Dataset rows for apps and sites:
"""

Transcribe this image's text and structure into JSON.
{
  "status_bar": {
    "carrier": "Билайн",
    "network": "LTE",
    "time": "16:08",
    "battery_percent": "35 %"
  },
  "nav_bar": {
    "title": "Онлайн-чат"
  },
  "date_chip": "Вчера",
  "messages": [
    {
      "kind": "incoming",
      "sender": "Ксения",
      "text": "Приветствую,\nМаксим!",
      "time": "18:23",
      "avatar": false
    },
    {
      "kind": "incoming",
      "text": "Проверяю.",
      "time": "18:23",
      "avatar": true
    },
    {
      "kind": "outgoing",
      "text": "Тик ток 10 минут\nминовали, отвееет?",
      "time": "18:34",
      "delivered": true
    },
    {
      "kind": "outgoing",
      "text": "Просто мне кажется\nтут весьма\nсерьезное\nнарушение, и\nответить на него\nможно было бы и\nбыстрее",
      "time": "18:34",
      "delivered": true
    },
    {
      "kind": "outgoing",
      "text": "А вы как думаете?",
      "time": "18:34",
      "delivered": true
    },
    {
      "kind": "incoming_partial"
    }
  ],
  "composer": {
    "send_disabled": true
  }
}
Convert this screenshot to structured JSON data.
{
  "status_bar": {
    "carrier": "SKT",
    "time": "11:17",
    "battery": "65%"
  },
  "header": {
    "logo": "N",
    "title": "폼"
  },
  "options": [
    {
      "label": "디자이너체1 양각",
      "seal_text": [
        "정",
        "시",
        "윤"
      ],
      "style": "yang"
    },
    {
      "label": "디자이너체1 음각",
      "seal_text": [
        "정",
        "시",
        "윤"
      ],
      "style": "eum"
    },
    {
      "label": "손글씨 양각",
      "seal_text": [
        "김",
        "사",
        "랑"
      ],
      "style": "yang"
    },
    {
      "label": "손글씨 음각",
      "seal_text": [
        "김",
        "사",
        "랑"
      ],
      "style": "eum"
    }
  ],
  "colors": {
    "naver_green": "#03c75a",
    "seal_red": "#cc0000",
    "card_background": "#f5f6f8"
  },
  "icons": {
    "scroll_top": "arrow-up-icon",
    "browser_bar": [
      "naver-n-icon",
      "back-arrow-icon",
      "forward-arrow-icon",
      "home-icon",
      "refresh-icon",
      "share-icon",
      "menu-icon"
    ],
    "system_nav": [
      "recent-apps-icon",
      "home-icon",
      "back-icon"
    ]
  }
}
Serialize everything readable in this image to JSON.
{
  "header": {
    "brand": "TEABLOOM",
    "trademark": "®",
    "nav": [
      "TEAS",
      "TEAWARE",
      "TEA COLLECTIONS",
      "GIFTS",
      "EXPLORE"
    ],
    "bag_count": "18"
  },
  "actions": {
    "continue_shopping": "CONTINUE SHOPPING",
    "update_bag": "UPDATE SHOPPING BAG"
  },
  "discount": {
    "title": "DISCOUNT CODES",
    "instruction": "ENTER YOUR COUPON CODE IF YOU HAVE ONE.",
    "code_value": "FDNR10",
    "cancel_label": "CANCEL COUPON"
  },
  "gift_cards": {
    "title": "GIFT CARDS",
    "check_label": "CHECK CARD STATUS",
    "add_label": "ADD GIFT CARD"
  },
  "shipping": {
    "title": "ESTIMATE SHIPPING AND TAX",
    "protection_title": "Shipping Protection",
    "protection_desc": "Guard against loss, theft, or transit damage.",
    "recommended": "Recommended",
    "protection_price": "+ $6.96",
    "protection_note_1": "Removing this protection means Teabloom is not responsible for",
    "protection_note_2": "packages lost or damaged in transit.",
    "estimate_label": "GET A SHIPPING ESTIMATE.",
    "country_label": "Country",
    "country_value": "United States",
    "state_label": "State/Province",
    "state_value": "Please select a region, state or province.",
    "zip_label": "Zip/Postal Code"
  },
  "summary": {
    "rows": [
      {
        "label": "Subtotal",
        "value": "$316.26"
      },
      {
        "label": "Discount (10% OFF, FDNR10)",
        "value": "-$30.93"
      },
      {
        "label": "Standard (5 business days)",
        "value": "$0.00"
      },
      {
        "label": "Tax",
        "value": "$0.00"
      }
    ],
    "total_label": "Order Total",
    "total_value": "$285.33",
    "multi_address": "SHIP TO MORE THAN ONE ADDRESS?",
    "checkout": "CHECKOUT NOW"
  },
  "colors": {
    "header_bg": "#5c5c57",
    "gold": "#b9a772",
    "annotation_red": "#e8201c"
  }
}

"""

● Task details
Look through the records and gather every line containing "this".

● Exercise result
Transcribe this image's text and structure into JSON.
Convert this screenshot to structured JSON data.
Serialize everything readable in this image to JSON.
    "protection_note_1": "Removing this protection means Teabloom is not responsible for",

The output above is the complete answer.